_Task to complete_: Every line of the material has to be retyped exactly.

_Exercise materials_:
● ● ● ●
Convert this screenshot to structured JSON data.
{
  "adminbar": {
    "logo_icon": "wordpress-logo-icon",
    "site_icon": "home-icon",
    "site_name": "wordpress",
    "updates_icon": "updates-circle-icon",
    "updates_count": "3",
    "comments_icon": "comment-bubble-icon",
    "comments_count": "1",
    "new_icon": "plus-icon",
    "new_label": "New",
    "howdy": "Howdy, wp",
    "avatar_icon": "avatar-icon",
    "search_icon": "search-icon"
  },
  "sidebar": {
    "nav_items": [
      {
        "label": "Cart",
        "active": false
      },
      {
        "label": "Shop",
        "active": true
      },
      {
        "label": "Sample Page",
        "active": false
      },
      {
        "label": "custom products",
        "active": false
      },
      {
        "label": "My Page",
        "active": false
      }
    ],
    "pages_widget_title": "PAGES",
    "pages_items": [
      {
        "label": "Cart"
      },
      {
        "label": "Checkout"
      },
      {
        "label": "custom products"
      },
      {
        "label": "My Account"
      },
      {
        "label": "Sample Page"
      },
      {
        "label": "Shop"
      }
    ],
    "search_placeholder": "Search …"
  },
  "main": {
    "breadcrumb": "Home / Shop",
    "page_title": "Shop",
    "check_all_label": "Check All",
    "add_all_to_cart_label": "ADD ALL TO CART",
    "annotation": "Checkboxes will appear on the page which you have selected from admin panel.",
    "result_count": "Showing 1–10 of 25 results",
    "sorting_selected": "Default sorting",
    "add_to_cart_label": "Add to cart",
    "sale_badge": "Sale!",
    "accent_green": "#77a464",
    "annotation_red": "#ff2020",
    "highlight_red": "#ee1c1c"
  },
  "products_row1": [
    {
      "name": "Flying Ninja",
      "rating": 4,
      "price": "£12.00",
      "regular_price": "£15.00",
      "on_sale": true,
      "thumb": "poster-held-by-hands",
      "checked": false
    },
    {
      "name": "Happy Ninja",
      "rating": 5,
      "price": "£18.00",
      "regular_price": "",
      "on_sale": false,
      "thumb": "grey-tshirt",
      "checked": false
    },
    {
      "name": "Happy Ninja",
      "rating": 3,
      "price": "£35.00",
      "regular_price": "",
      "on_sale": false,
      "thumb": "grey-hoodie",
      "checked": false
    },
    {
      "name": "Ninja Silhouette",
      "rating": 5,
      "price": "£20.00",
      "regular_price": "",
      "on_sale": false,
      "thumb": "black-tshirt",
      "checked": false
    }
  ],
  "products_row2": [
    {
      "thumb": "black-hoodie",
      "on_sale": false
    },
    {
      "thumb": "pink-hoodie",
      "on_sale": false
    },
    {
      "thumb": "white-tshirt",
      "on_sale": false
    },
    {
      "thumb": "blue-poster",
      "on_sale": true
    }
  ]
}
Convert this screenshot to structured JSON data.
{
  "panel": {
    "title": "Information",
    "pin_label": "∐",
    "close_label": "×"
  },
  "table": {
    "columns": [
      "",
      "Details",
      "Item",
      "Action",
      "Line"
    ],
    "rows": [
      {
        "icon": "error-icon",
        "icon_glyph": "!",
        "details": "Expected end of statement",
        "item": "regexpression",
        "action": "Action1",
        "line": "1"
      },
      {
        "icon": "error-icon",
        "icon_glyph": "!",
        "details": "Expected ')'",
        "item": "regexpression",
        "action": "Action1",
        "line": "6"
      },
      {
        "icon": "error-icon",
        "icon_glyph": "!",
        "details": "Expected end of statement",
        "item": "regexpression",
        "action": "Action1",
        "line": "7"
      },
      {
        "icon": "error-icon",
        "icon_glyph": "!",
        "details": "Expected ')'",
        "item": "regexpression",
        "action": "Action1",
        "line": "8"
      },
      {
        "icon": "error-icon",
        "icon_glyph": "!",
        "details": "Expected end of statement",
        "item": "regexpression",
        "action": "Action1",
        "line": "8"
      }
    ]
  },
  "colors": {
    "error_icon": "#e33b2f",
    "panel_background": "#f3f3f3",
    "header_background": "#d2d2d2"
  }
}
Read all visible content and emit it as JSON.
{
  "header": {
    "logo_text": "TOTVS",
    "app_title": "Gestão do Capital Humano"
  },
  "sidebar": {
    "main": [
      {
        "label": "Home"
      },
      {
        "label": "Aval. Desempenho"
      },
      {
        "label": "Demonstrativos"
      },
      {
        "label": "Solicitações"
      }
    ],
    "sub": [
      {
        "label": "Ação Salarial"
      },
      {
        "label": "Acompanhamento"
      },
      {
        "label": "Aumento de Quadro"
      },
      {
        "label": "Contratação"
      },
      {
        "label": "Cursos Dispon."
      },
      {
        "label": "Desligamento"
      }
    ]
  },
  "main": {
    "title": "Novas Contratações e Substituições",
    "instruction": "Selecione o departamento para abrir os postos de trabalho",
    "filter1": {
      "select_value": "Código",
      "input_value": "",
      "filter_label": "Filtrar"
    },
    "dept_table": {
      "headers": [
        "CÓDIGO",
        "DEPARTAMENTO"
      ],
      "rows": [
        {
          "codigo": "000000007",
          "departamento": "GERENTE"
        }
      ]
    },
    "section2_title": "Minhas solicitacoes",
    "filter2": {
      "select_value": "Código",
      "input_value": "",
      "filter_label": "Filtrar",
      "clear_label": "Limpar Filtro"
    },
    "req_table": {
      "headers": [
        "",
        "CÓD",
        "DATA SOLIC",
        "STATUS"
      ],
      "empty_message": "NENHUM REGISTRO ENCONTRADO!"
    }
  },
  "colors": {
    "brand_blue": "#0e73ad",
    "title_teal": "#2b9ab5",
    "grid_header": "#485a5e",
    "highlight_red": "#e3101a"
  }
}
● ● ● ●
_Answer section_:
Convert this screenshot to structured JSON data.
{
  "adminbar": {
    "logo_icon": "wordpress-logo-icon",
    "site_icon": "home-icon",
    "site_name": "wordpress",
    "updates_icon": "updates-circle-icon",
    "updates_count": "3",
    "comments_icon": "comment-bubble-icon",
    "comments_count": "1",
    "new_icon": "plus-icon",
    "new_label": "New",
    "howdy": "Howdy, wp",
    "avatar_icon": "avatar-icon",
    "search_icon": "search-icon"
  },
  "sidebar": {
    "nav_items": [
      {
        "label": "Cart",
        "active": false
      },
      {
        "label": "Shop",
        "active": true
      },
      {
        "label": "Sample Page",
        "active": false
      },
      {
        "label": "custom products",
        "active": false
      },
      {
        "label": "My Page",
        "active": false
      }
    ],
    "pages_widget_title": "PAGES",
    "pages_items": [
      {
        "label": "Cart"
      },
      {
        "label": "Checkout"
      },
      {
        "label": "custom products"
      },
      {
        "label": "My Account"
      },
      {
        "label": "Sample Page"
      },
      {
        "label": "Shop"
      }
    ],
    "search_placeholder": "Search …"
  },
  "main": {
    "breadcrumb": "Home / Shop",
    "page_title": "Shop",
    "check_all_label": "Check All",
    "add_all_to_cart_label": "ADD ALL TO CART",
    "annotation": "Checkboxes will appear on the page which you have selected from admin panel.",
    "result_count": "Showing 1–10 of 25 results",
    "sorting_selected": "Default sorting",
    "add_to_cart_label": "Add to cart",
    "sale_badge": "Sale!",
    "accent_green": "#77a464",
    "annotation_red": "#ff2020",
    "highlight_red": "#ee1c1c"
  },
  "products_row1": [
    {
      "name": "Flying Ninja",
      "rating": 4,
      "price": "£12.00",
      "regular_price": "£15.00",
      "on_sale": true,
      "thumb": "poster-held-by-hands",
      "checked": false
    },
    {
      "name": "Happy Ninja",
      "rating": 5,
      "price": "£18.00",
      "regular_price": "",
      "on_sale": false,
      "thumb": "grey-tshirt",
      "checked": false
    },
    {
      "name": "Happy Ninja",
      "rating": 3,
      "price": "£35.00",
      "regular_price": "",
      "on_sale": false,
      "thumb": "grey-hoodie",
      "checked": false
    },
    {
      "name": "Ninja Silhouette",
      "rating": 5,
      "price": "£20.00",
      "regular_price": "",
      "on_sale": false,
      "thumb": "black-tshirt",
      "checked": false
    }
  ],
  "products_row2": [
    {
      "thumb": "black-hoodie",
      "on_sale": false
    },
    {
      "thumb": "pink-hoodie",
      "on_sale": false
    },
    {
      "thumb": "white-tshirt",
      "on_sale": false
    },
    {
      "thumb": "blue-poster",
      "on_sale": true
    }
  ]
}
Convert this screenshot to structured JSON data.
{
  "panel": {
    "title": "Information",
    "pin_label": "∐",
    "close_label": "×"
  },
  "table": {
    "columns": [
      "",
      "Details",
      "Item",
      "Action",
      "Line"
    ],
    "rows": [
      {
        "icon": "error-icon",
        "icon_glyph": "!",
        "details": "Expected end of statement",
        "item": "regexpression",
        "action": "Action1",
        "line": "1"
      },
      {
        "icon": "error-icon",
        "icon_glyph": "!",
        "details": "Expected ')'",
        "item": "regexpression",
        "action": "Action1",
        "line": "6"
      },
      {
        "icon": "error-icon",
        "icon_glyph": "!",
        "details": "Expected end of statement",
        "item": "regexpression",
        "action": "Action1",
        "line": "7"
      },
      {
        "icon": "error-icon",
        "icon_glyph": "!",
        "details": "Expected ')'",
        "item": "regexpression",
        "action": "Action1",
        "line": "8"
      },
      {
        "icon": "error-icon",
        "icon_glyph": "!",
        "details": "Expected end of statement",
        "item": "regexpression",
        "action": "Action1",
        "line": "8"
      }
    ]
  },
  "colors": {
    "error_icon": "#e33b2f",
    "panel_background": "#f3f3f3",
    "header_background": "#d2d2d2"
  }
}
Read all visible content and emit it as JSON.
{
  "header": {
    "logo_text": "TOTVS",
    "app_title": "Gestão do Capital Humano"
  },
  "sidebar": {
    "main": [
      {
        "label": "Home"
      },
      {
        "label": "Aval. Desempenho"
      },
      {
        "label": "Demonstrativos"
      },
      {
        "label": "Solicitações"
      }
    ],
    "sub": [
      {
        "label": "Ação Salarial"
      },
      {
        "label": "Acompanhamento"
      },
      {
        "label": "Aumento de Quadro"
      },
      {
        "label": "Contratação"
      },
      {
        "label": "Cursos Dispon."
      },
      {
        "label": "Desligamento"
      }
    ]
  },
  "main": {
    "title": "Novas Contratações e Substituições",
    "instruction": "Selecione o departamento para abrir os postos de trabalho",
    "filter1": {
      "select_value": "Código",
      "input_value": "",
      "filter_label": "Filtrar"
    },
    "dept_table": {
      "headers": [
        "CÓDIGO",
        "DEPARTAMENTO"
      ],
      "rows": [
        {
          "codigo": "000000007",
          "departamento": "GERENTE"
        }
      ]
    },
    "section2_title": "Minhas solicitacoes",
    "filter2": {
      "select_value": "Código",
      "input_value": "",
      "filter_label": "Filtrar",
      "clear_label": "Limpar Filtro"
    },
    "req_table": {
      "headers": [
        "",
        "CÓD",
        "DATA SOLIC",
        "STATUS"
      ],
      "empty_message": "NENHUM REGISTRO ENCONTRADO!"
    }
  },
  "colors": {
    "brand_blue": "#0e73ad",
    "title_teal": "#2b9ab5",
    "grid_header": "#485a5e",
    "highlight_red": "#e3101a"
  }
}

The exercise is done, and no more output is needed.